The mistake is that the "a" which is introduced in "Fa" has not occurred already in the branch. The tableau is a faulty attempt to prove that {"xFx, "x¬Fx} is inconsistent. But it is not: in the empty domain both ""xFx" and ""x¬Fx" will be true.

The point of the requirement that the designator should already have occurred in the branch is to block such a faulty proof. One can look at it like this: the use of "a" is permitted only if "a" names something; but since "a" does not already occur in the branch, "a" may not name anything at all.

#### Note: disallowing the empty domain

Hodges's tableau system is designed to allow for the possibility that we may be dealing with an empty domain. Most systems, on the other hand, allow us to assume that we are not dealing with an empty domain. But if we are not {"xFx, "x¬Fx} will after all be inconsistent, and there is no need to require that the designator which is introduced by the "xj rule already occurs in the branch. After all, if we are allowed to assume that the domain is not empty, we may safely assume that there is something for the designator to name.

If one wishes to disallow the empty domain, then, one way of doing so is to alter the "xj rule. An alternative is to introduce a new rule which applies to cases where there is no designator in the branch in which "xj occurs. Hodges suggests adopting the following rule (p. 192):

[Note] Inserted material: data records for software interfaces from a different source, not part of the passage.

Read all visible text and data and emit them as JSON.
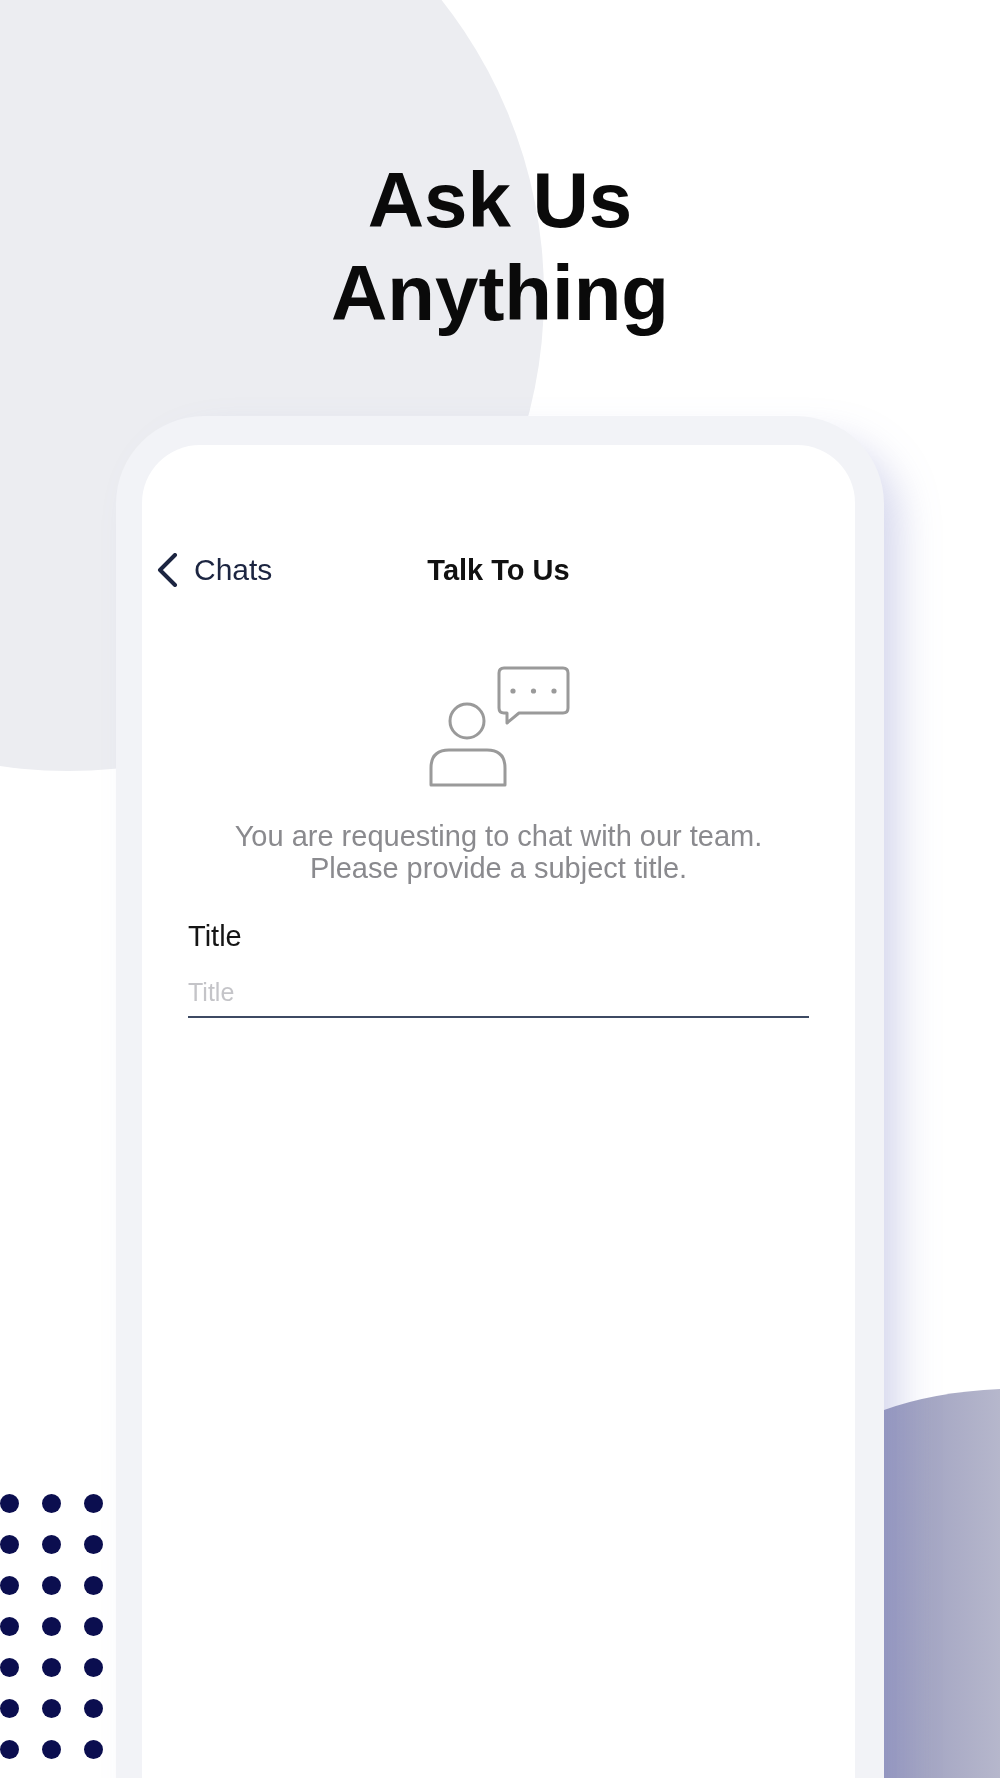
{
  "headline": "Ask Us Anything",
  "screen": {
    "nav_bar": {
      "back_label": "Chats",
      "title": "Talk To Us"
    },
    "intro_text": "You are requesting to chat with our team. Please provide a subject title.",
    "form": {
      "field_label": "Title",
      "field": {
        "placeholder": "Title"
      }
    }
  }
}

#### Rule VII

where no designators have occurred in the branch to which y is added, D is a proper name and y is the result of replacing each free occurrence of "x" in j by an occurrence of D.

You should note, however, that Hodges himself does NOT adopt this rule